- Using a set of covers works for protecting the knives.
5. How to fight off rust fungus on plants?
To fight off the parasitic fungus called rust in plants, you have to use weekly dust of sulfur. It’s a quick solution that will cause the reddish-brown fungus that plants caused to go away. This way, wind-driven spray won’t expand it.
6. How to remove rust spots from pocket knives?
You can prevent corrosion by soaking the carbon steel in white vinegar, baking soda, and lemon juice.
After taking good care of your knives, a set of covers works perfectly to keep metal blades safe.
The recommended tool to prevent rust on knives: Best Knife Oil for Rust-Free Blades
Rust is a form of corrosion that affects the metal surface, including the blades of chef’s knives or pocket knives. Unlike patina, rust isn’t a protective covering. It can damage a pocket knife featuring a carbon steel blade quickly if you leave it exposed. Avoid this issue by keeping your knives away from moisture.
To Sum Up

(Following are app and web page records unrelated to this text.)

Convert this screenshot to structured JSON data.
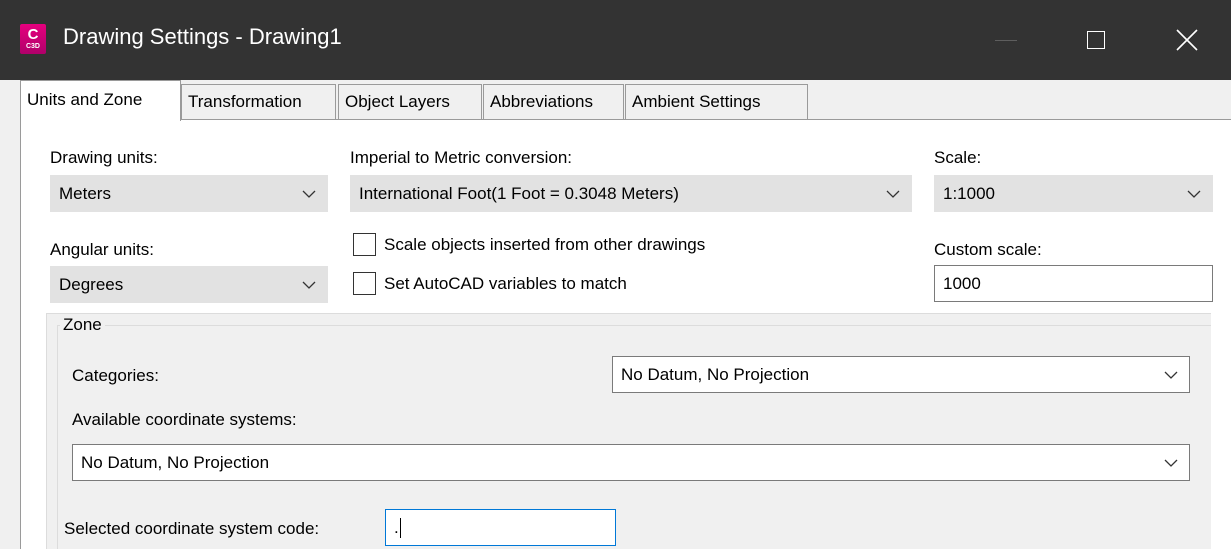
{
  "window": {
    "app_icon_letter": "C",
    "app_icon_sub": "C3D",
    "title": "Drawing Settings - Drawing1"
  },
  "tabs": [
    {
      "label": "Units and Zone",
      "active": true
    },
    {
      "label": "Transformation",
      "active": false
    },
    {
      "label": "Object Layers",
      "active": false
    },
    {
      "label": "Abbreviations",
      "active": false
    },
    {
      "label": "Ambient Settings",
      "active": false
    }
  ],
  "units": {
    "drawing_units_label": "Drawing units:",
    "drawing_units_value": "Meters",
    "conversion_label": "Imperial to Metric conversion:",
    "conversion_value": "International Foot(1 Foot = 0.3048 Meters)",
    "scale_label": "Scale:",
    "scale_value": "1:1000",
    "angular_units_label": "Angular units:",
    "angular_units_value": "Degrees",
    "scale_objects_label": "Scale objects inserted from other drawings",
    "scale_objects_checked": false,
    "set_variables_label": "Set AutoCAD variables to match",
    "set_variables_checked": false,
    "custom_scale_label": "Custom scale:",
    "custom_scale_value": "1000"
  },
  "zone": {
    "title": "Zone",
    "categories_label": "Categories:",
    "categories_value": "No Datum, No Projection",
    "available_label": "Available coordinate systems:",
    "available_value": "No Datum, No Projection",
    "selected_code_label": "Selected coordinate system code:",
    "selected_code_value": "."
  },
  "colors": {
    "titlebar": "#333333",
    "icon_magenta": "#e6007e",
    "focus_blue": "#0078d7"
  }
}
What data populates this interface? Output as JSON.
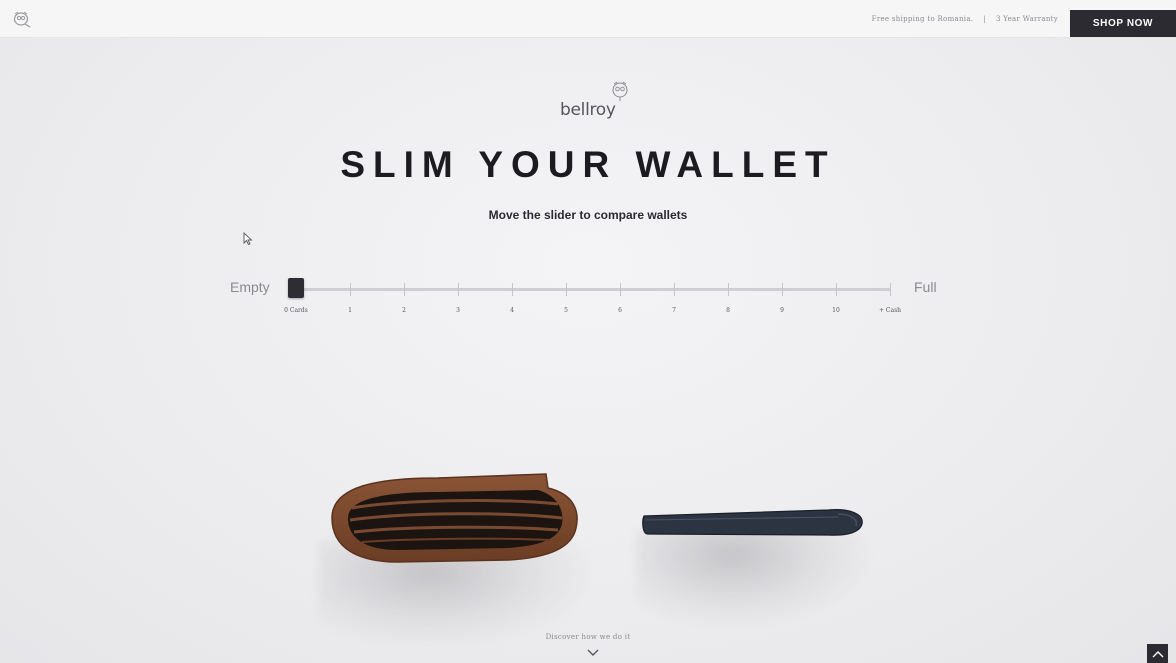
{
  "topbar": {
    "shipping_text": "Free shipping to Romania.",
    "separator": "|",
    "warranty_text": "3 Year Warranty",
    "shop_now_label": "SHOP NOW"
  },
  "brand": {
    "wordmark": "bellroy"
  },
  "hero": {
    "title": "SLIM YOUR WALLET",
    "subtitle": "Move the slider to compare wallets"
  },
  "slider": {
    "left_label": "Empty",
    "right_label": "Full",
    "ticks": [
      "0 Cards",
      "1",
      "2",
      "3",
      "4",
      "5",
      "6",
      "7",
      "8",
      "9",
      "10",
      "+ Cash"
    ],
    "selected_index": 0
  },
  "footer": {
    "discover_text": "Discover how we do it"
  },
  "colors": {
    "background": "#ececee",
    "dark_button": "#2b2b31",
    "title_text": "#1c1c20",
    "muted_text": "#8a8a90",
    "wallet_leather_brown": "#7a4a30",
    "wallet_slim_navy": "#2c3442"
  },
  "icons": {
    "top_logo": "bellroy-owl-icon",
    "cursor": "mouse-pointer-icon",
    "discover": "chevron-down-icon",
    "scroll_top": "chevron-up-icon"
  }
}
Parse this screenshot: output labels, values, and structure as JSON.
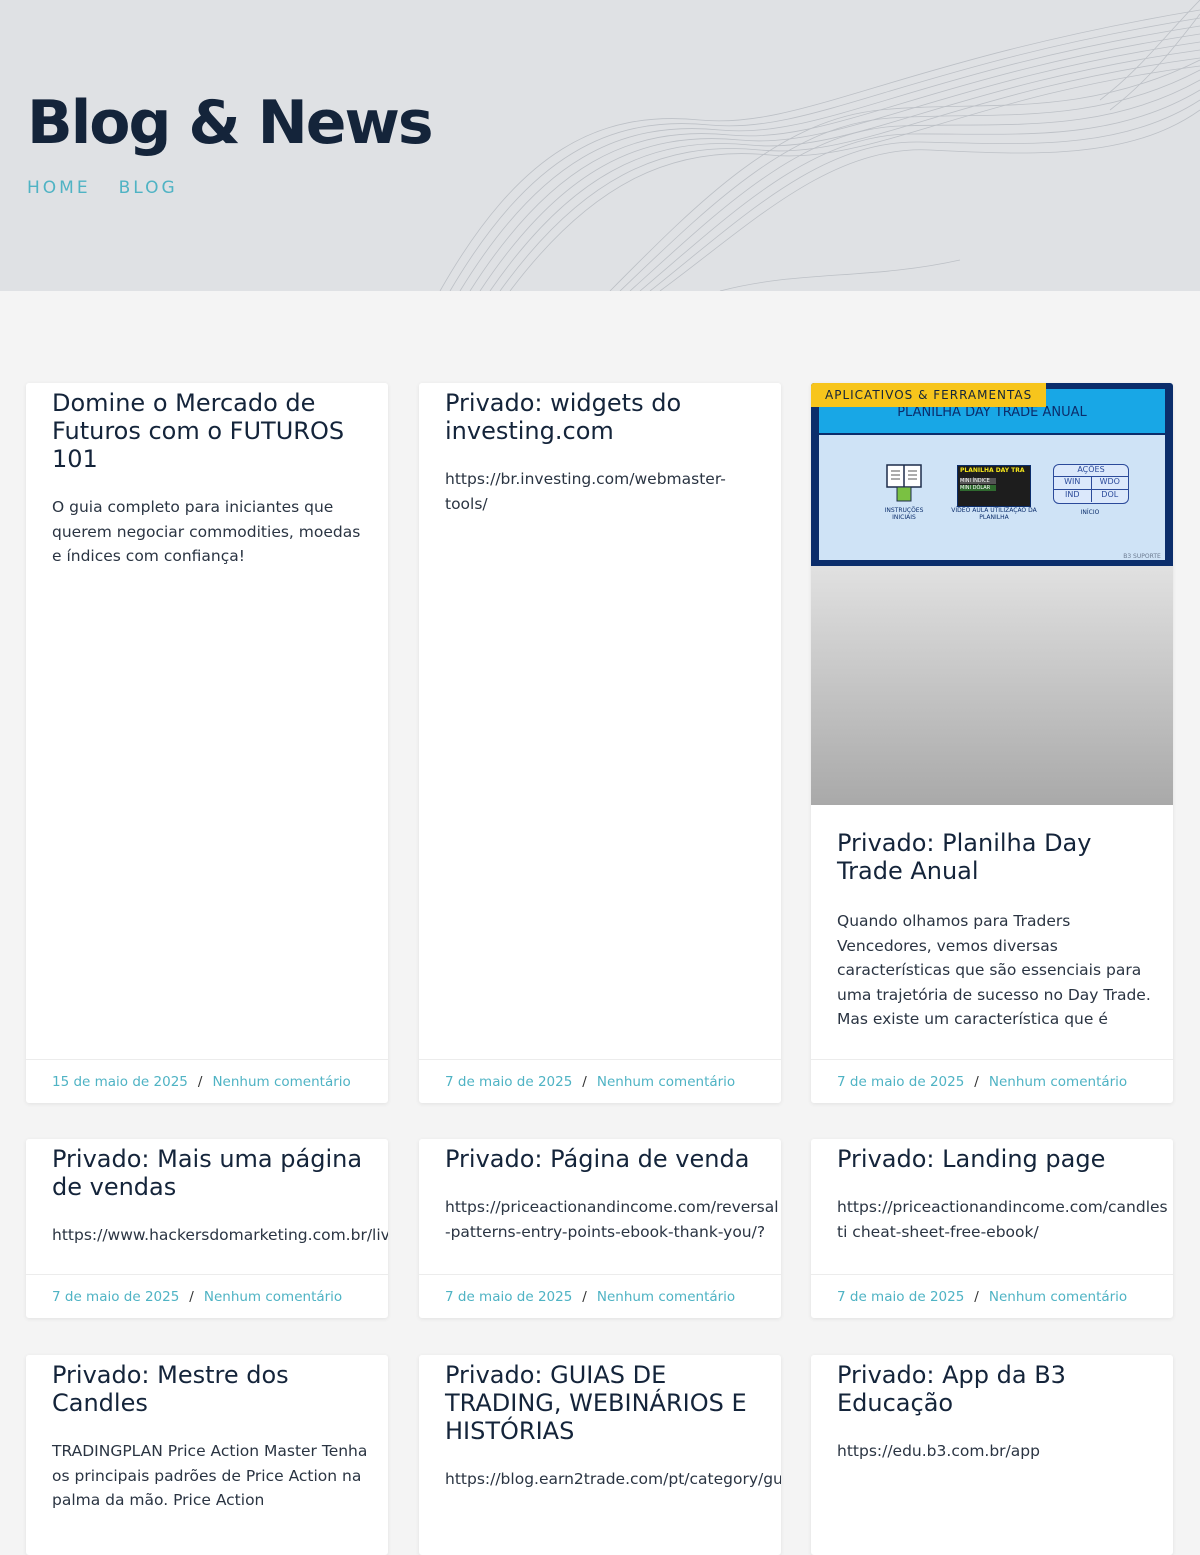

Once you take a closer look at the patina vs rust comparison, it’s clear why they’re not the same thing. If you’re dealing with rusted utensils, acting quickly is a must. With patina, you could use that to your advantage. Metal items will resist corrosion more efficiently, and they will also look better.